Davros was not inevitable. That’s certainly true in narrative terms. As the creator of the Daleks, he was a natural addition to the “Doctor Who” mythos, but he only made it to the party in “Genesis Of The Daleks,” 12 years and three Doctors after his children debuted. And, if you go back and watch “The Daleks” with no knowledge of what’s to come, the history detailed there doesn’t exactly demand the presence of a single creator, as it’s suggested in the 1960s serial that the Daleks mutated and encased themselves simply in response to radiation. Davros came into existence because “Doctor Who” needed someone who could articulate the Dalek perspective with at least a hint of nuance and without shrieking “Exterminate!” every five seconds. The conversations between Tom Baker’s Doctor and Michael Wisher’s Davros in “Genesis Of The Daleks” were so brilliant…that the show just kept coming back to them through nearly a dozen combined new actors, a point tonight’s episode acknowledges with the audio montage from past Davros stories. It’s Peter Capaldi and Julian Bleach’s turn to try their hand at the Doctor – Davros tête-à-tête, and this story, more than any other, takes us back to “Genesis Of The Daleks,” with the episode once more bringing the two characters face-to-face on Skaro. The connections to that 1975 classic do go rather deeper than that, and it’s because of this that we now return to the matter of Davros’ inevitability. There may not be a single more unnerving opening to any “Doctor Who” story than that of “Genesis Of The Daleks,” as a bunch of soldiers wearing makeshift uniforms and painted gasmasks are wordlessly mowed down in slow motion on a foggy battlefield. The beginning of “The Magician’s Apprentice” directly echoes that scene, with laser-equipped biplanes the logical extension of the last depiction of the millennium-long war between the Kaleds and the Thals. An underrated aspect of “Genesis Of The Daleks” is how it sidesteps the Doctor’s question tonight — “Who created Davros?” — by presenting a war-ravaged Skaro that is, as my colleague Christopher Bahn put it, “corrupt, ruined, poisonous and grim.” While the invention of Davros gave the Daleks a specific creator, that first story presented Skaro as such a toxic world that the Daleks — or at least something very much like them — were the inevitable result of a thousand years of hatred long divorced from any reason, with or without Davros.
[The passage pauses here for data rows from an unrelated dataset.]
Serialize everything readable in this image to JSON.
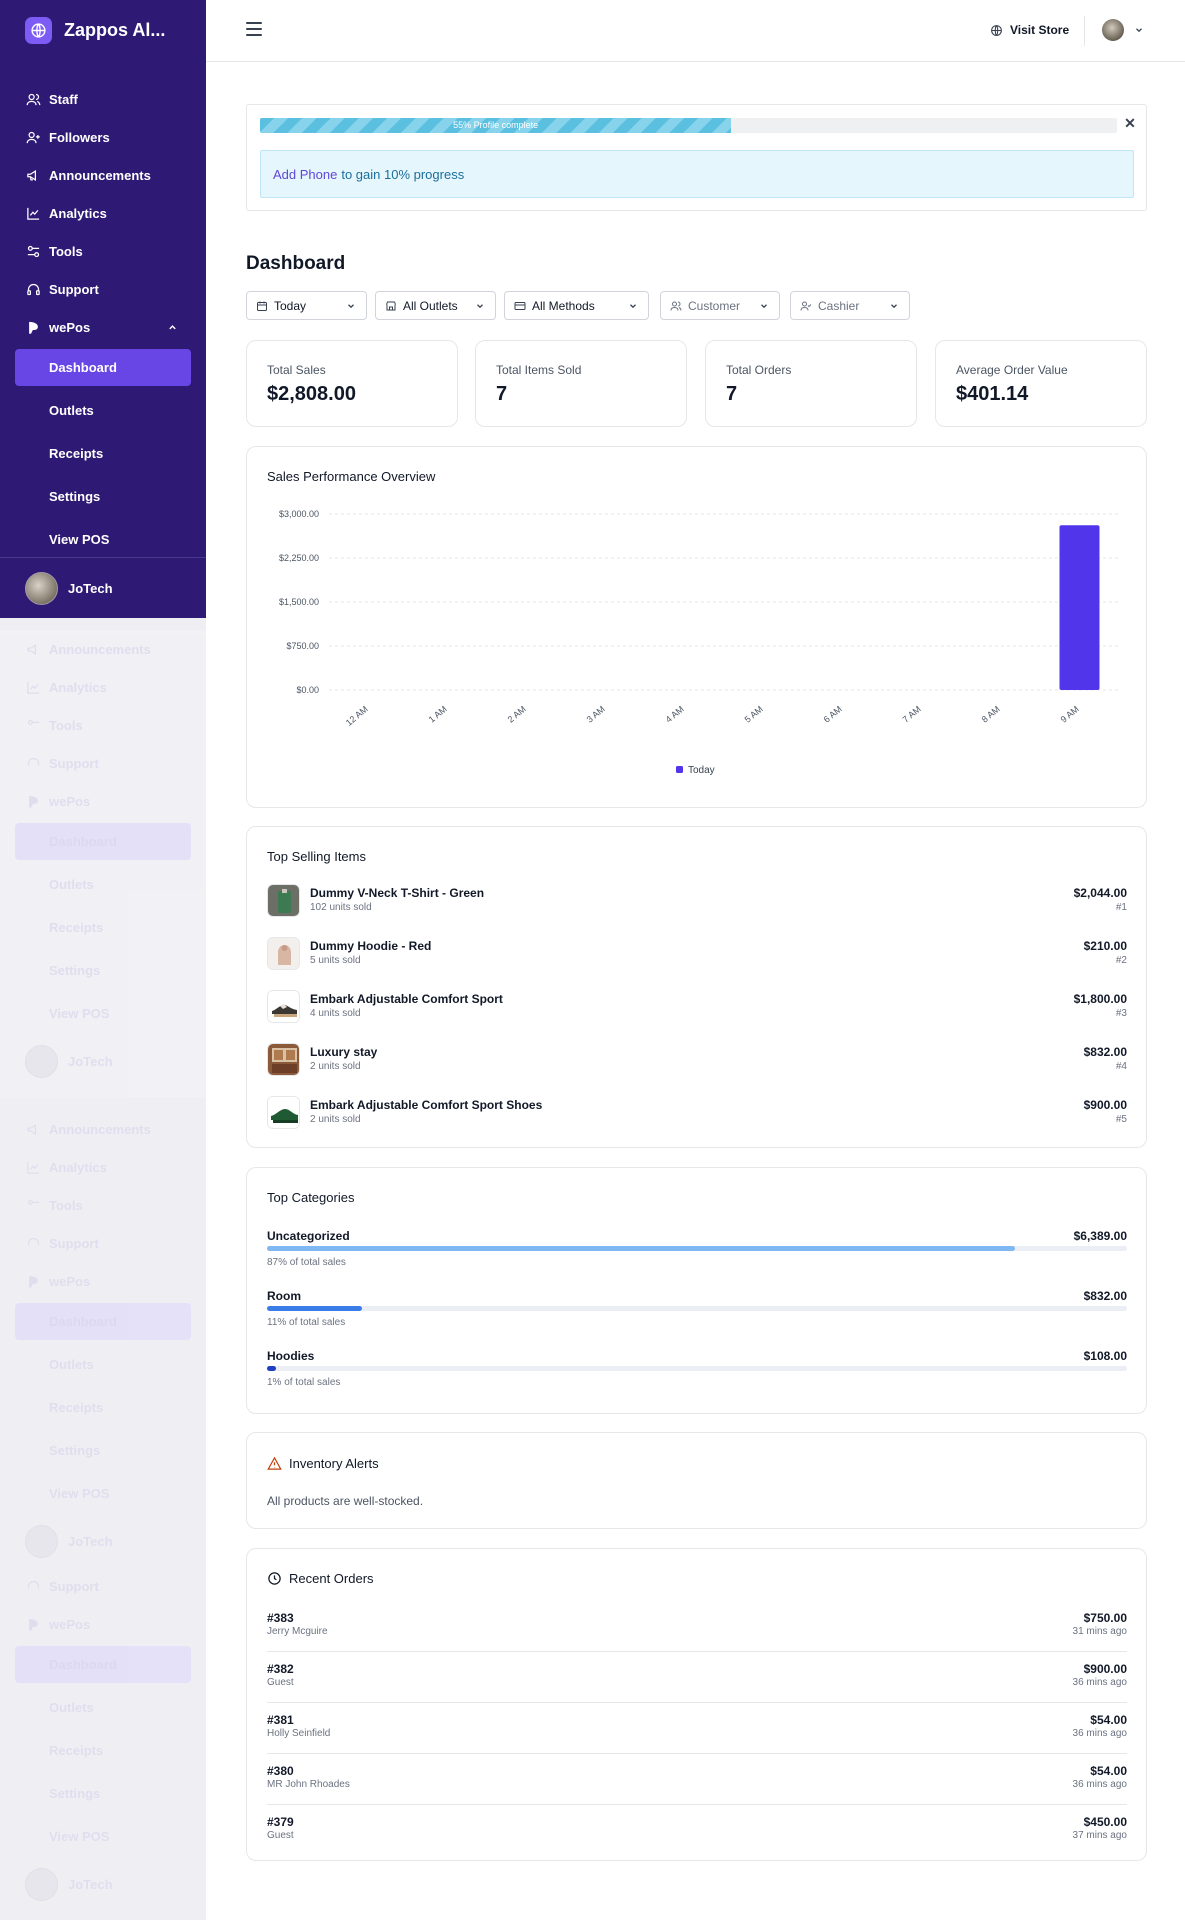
{
  "brand": {
    "title": "Zappos Al..."
  },
  "sidebar": {
    "items": [
      {
        "label": "Staff",
        "icon": "users-icon"
      },
      {
        "label": "Followers",
        "icon": "user-plus-icon"
      },
      {
        "label": "Announcements",
        "icon": "megaphone-icon"
      },
      {
        "label": "Analytics",
        "icon": "line-chart-icon"
      },
      {
        "label": "Tools",
        "icon": "sliders-icon"
      },
      {
        "label": "Support",
        "icon": "headphones-icon"
      },
      {
        "label": "wePos",
        "icon": "pos-icon"
      }
    ],
    "wepos_items": [
      {
        "label": "Dashboard",
        "active": true
      },
      {
        "label": "Outlets"
      },
      {
        "label": "Receipts"
      },
      {
        "label": "Settings"
      },
      {
        "label": "View POS"
      }
    ],
    "user": {
      "name": "JoTech"
    }
  },
  "topbar": {
    "visit_store": "Visit Store"
  },
  "profile": {
    "progress_label": "55% Profile complete",
    "progress": 0.55,
    "notice_link": "Add Phone",
    "notice_text": "to gain 10% progress"
  },
  "dashboard": {
    "title": "Dashboard",
    "filters": {
      "date": "Today",
      "outlet": "All Outlets",
      "method": "All Methods",
      "customer": "Customer",
      "cashier": "Cashier"
    },
    "stats": [
      {
        "label": "Total Sales",
        "value": "$2,808.00"
      },
      {
        "label": "Total Items Sold",
        "value": "7"
      },
      {
        "label": "Total Orders",
        "value": "7"
      },
      {
        "label": "Average Order Value",
        "value": "$401.14"
      }
    ]
  },
  "chart_data": {
    "type": "bar",
    "title": "Sales Performance Overview",
    "categories": [
      "12 AM",
      "1 AM",
      "2 AM",
      "3 AM",
      "4 AM",
      "5 AM",
      "6 AM",
      "7 AM",
      "8 AM",
      "9 AM"
    ],
    "series": [
      {
        "name": "Today",
        "values": [
          0,
          0,
          0,
          0,
          0,
          0,
          0,
          0,
          0,
          2808
        ],
        "color": "#5135ea"
      }
    ],
    "yticks": [
      "$0.00",
      "$750.00",
      "$1,500.00",
      "$2,250.00",
      "$3,000.00"
    ],
    "ylim": [
      0,
      3000
    ],
    "grid": true,
    "legend": "bottom-center"
  },
  "top_selling": {
    "title": "Top Selling Items",
    "items": [
      {
        "name": "Dummy V-Neck T-Shirt - Green",
        "sold": "102 units sold",
        "price": "$2,044.00",
        "rank": "#1"
      },
      {
        "name": "Dummy Hoodie - Red",
        "sold": "5 units sold",
        "price": "$210.00",
        "rank": "#2"
      },
      {
        "name": "Embark Adjustable Comfort Sport",
        "sold": "4 units sold",
        "price": "$1,800.00",
        "rank": "#3"
      },
      {
        "name": "Luxury stay",
        "sold": "2 units sold",
        "price": "$832.00",
        "rank": "#4"
      },
      {
        "name": "Embark Adjustable Comfort Sport Shoes",
        "sold": "2 units sold",
        "price": "$900.00",
        "rank": "#5"
      }
    ]
  },
  "top_categories": {
    "title": "Top Categories",
    "items": [
      {
        "name": "Uncategorized",
        "value": "$6,389.00",
        "pct_label": "87% of total sales",
        "share": 0.87,
        "color": "#7fb7f2"
      },
      {
        "name": "Room",
        "value": "$832.00",
        "pct_label": "11% of total sales",
        "share": 0.11,
        "color": "#3a7de8"
      },
      {
        "name": "Hoodies",
        "value": "$108.00",
        "pct_label": "1% of total sales",
        "share": 0.01,
        "color": "#1e3fc4"
      }
    ]
  },
  "inventory": {
    "title": "Inventory Alerts",
    "message": "All products are well-stocked."
  },
  "recent_orders": {
    "title": "Recent Orders",
    "orders": [
      {
        "id": "#383",
        "customer": "Jerry Mcguire",
        "amount": "$750.00",
        "time": "31 mins ago"
      },
      {
        "id": "#382",
        "customer": "Guest",
        "amount": "$900.00",
        "time": "36 mins ago"
      },
      {
        "id": "#381",
        "customer": "Holly Seinfield",
        "amount": "$54.00",
        "time": "36 mins ago"
      },
      {
        "id": "#380",
        "customer": "MR John Rhoades",
        "amount": "$54.00",
        "time": "36 mins ago"
      },
      {
        "id": "#379",
        "customer": "Guest",
        "amount": "$450.00",
        "time": "37 mins ago"
      }
    ]
  }
}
The people glimpsed in “Genesis Of The Daleks” and “The Magician’s Apprentice” had long since proved their capacity for endless war. As the Doctor notes, Davros just removed that last vestige of ability to wonder why.
Tweet(s) of the Day:
So you’re watching the Emmys because you care about TV but you’re mad that they “spoiled” months-old endings because you don’t watch TV?
— Mark Harris (@MarkHarrisNYC) September 21, 2015
— Scott Tobias (@scott_tobias) September 21, 2015